The train that night, for Christmas Eve, pulsed with anxious energy. Trey said it reminded him of the Polar Express. Attendants came through and gave each of us a little treat like Edmund’s Turkish delight in “The Lion, the Witch, and the Wardrobe,” and I couldn’t get over the magic swimming around us, so thick you could literally taste it.
We spent a lot of hours traveling and sleeping on the train—and I absolutely loved it. After that particular train stopped, Mike set up my wheelchair and helped me onto the platform. “Look,” I whispered to Mike and pointed at the kids after I sat down. All of them had such wide eyes, filled to the brim with excitement, but the two who seemed especially elated were Sky, who enjoys history, and Indy, who adores the movie “Roman Holiday.”
“Rome,” Sky said, a mature solemnity in her 18-year-old voice. Her blue eyes sparkled as if she’d just vowed to live an even more intentional life.
Indy squeezed my shoulder three times for “I love you.” She did this little hop-skip, too, that I adore. “Mama, can you believe we’re visiting the same city where Audrey Hepburn came?!”
“It’s amazing,” I said, and Mike chuckled because Indy and I have watched “Roman Holiday” together more times than I’m willing to admit.
Trey wanted to find our AirBnB apartment because the sooner we dropped our backpacks off, the sooner we could eat authentic Italian pizza. “And I need to use the bathroom,” Ruby said.
So, it became a rush. We tried to save money by having Mike and the four kids walk everywhere while Mike pushed me in the wheelchair. But the cobblestone was a bit aggressive, the family seemed tired, and I got the kind of stone massage no one hopes for. All of our worries dissipated when we looked to the left. There, tucked amidst apartment buildings, the chaos of a modern city, and more people than New York, we spotted the Colosseum.
“It’s … It’s just right there,” Sky said, immediately taking pictures. “This is so cool.”
It’s hard to describe what that type of ancient building can do for one’s soul. You start thinking about the people who have been there. The people who have died amid its walls. The Caesars, gladiators, peoples, and kingdoms that have risen and fallen with time. And the travelers, like me and my family, who will continue to visit because it’s so enormous and profound. In fact, it’s hard seeing something that brutally majestic and realizing people built it so long ago. One might even say it “feels” infinite, but—or course—it’s finite like we all are.
Someday it will be gone like the people who made it. Like we all will be … That’s the thing about Rome. You’re just walking around, traversing a busy city, or eating incredible food, when suddenly you stumble upon an excavation site where they found more ruins. Rome is a treasure trove of wonder, art, and an opportunity for reflection.
We finally stood in front of our “apartment,” but the door loomed, a massive drawbridge to a dungeon. “I really need to use the bathroom now,” Ruby whispered.

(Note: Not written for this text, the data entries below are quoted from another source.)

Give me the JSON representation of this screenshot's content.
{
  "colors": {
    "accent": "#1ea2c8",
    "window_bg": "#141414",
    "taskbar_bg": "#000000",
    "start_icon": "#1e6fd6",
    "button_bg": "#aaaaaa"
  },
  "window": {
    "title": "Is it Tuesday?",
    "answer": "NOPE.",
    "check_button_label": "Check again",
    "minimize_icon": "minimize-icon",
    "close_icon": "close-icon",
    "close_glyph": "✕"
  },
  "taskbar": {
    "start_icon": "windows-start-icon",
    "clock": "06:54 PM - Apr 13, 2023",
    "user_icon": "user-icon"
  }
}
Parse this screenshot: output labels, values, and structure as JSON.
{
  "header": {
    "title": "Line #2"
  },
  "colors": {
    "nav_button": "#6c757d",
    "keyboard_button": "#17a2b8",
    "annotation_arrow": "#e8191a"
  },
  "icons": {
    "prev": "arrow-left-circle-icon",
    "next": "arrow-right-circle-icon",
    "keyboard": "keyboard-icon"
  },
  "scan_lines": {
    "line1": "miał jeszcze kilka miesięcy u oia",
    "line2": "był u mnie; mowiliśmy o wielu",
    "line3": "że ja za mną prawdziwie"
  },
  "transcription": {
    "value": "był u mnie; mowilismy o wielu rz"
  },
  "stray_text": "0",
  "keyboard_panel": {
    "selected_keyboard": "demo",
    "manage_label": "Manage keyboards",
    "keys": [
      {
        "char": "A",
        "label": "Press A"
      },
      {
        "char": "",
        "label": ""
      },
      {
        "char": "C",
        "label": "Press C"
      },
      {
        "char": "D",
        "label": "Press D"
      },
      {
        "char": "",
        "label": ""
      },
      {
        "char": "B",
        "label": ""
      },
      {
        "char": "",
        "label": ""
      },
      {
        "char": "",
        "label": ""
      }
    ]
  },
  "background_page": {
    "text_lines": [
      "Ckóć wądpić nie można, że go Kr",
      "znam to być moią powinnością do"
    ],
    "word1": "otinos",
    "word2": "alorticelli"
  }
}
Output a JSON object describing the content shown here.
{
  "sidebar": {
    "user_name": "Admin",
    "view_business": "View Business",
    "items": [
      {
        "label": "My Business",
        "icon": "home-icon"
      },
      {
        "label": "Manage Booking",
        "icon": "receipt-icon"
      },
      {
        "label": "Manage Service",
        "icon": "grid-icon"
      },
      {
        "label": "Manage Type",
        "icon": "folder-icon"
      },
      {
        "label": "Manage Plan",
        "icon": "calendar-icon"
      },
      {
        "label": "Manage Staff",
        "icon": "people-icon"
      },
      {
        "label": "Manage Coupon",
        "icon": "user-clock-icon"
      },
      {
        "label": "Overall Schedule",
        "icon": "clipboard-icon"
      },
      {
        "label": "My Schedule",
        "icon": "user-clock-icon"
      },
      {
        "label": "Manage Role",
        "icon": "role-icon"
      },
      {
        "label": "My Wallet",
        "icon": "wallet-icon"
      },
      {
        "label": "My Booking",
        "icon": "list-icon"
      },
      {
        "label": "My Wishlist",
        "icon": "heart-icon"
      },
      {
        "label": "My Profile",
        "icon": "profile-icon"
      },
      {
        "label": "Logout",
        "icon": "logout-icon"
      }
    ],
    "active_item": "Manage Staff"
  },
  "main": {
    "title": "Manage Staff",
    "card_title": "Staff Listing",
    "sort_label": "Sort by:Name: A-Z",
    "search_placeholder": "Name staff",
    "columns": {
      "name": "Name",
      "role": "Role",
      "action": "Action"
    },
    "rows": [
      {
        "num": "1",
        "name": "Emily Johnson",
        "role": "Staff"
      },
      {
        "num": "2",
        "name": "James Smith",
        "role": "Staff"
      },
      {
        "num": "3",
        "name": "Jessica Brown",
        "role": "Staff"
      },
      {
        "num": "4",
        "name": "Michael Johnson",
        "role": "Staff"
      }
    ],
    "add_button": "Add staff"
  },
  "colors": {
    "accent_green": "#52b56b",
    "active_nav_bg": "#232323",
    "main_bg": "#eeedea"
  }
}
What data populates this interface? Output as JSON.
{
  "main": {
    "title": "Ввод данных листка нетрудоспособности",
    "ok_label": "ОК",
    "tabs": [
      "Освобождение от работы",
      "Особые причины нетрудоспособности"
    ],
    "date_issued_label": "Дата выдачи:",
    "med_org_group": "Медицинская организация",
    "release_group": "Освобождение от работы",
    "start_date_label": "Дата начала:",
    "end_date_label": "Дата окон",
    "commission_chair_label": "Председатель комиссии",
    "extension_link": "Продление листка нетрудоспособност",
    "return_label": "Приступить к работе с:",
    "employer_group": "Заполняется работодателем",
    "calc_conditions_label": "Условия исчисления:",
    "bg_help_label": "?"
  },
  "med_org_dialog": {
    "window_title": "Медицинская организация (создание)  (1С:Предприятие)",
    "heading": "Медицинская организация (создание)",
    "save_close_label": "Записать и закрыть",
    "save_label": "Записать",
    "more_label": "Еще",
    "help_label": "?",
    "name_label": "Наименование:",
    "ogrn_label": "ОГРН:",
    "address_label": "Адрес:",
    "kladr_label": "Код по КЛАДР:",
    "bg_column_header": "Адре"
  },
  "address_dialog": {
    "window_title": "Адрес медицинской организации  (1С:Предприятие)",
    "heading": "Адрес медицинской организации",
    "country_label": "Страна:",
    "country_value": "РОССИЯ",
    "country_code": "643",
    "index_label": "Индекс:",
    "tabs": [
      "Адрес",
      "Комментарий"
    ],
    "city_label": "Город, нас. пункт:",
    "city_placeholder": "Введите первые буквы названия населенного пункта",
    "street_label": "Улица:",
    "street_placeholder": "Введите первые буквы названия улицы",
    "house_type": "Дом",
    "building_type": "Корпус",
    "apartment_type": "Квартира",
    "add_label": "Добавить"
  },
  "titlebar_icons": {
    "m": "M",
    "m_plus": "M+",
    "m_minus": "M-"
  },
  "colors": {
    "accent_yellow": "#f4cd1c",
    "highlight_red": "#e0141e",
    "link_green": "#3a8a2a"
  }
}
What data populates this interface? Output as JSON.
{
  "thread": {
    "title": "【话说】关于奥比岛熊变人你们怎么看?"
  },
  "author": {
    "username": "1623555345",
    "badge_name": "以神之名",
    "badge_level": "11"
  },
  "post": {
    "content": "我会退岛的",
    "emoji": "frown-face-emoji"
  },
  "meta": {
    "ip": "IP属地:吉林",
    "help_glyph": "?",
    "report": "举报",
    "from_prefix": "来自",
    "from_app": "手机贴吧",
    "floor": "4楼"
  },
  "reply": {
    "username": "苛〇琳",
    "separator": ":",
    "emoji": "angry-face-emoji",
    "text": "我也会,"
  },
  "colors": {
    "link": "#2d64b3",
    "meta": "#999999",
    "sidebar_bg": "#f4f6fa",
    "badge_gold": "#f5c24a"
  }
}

“I’m trying to hurry. But I don’t know how to open this thing.” Mike wiggled the doorknob which appeared tiny in contrast to the looming door. He kept fiddling with it for a moment longer, and to our surprise, a tiny door opened within the massive door. Inception!
“It’s like a movie!” Trey said, absentmindedly strumming his ukulele. I swear he even slept with that thing.
Anyway, so many incredible things happened in Rome. I loved hearing the bells from the church down the road. I reveled in the dilapidated apartment we rented, with so much character and charm. Some of the lights didn’t work, the floorboards would come up when you walked, and there were big bars on the windows, but none of us will ever forget it—or it’s 10+ locks on the front door! Indy even went around taking notes about the apartment “for her future self,” so she can one day tell her children what it was like when she was a child.
I need to write a little bit more about Rome. I honestly feel like I’m still trying wrap my head around it. I’m so glad we didn’t go for a regular tourist experience. Mike brought us to places where people actually live, and we got to see what real life is like—or at least have a glimpse of it. Anyway, ancient architecture, art, beauty, and intrigue aside, the people we met were absolutely unforgettable … Isn’t it interesting how it always comes back to people and connections?
Tomorrow will be a fun post.
I want to tell you about a man we met who sold gelato and how Indy started giving strangers little “angel coins” along the way. This is when the trip started to get exceptional.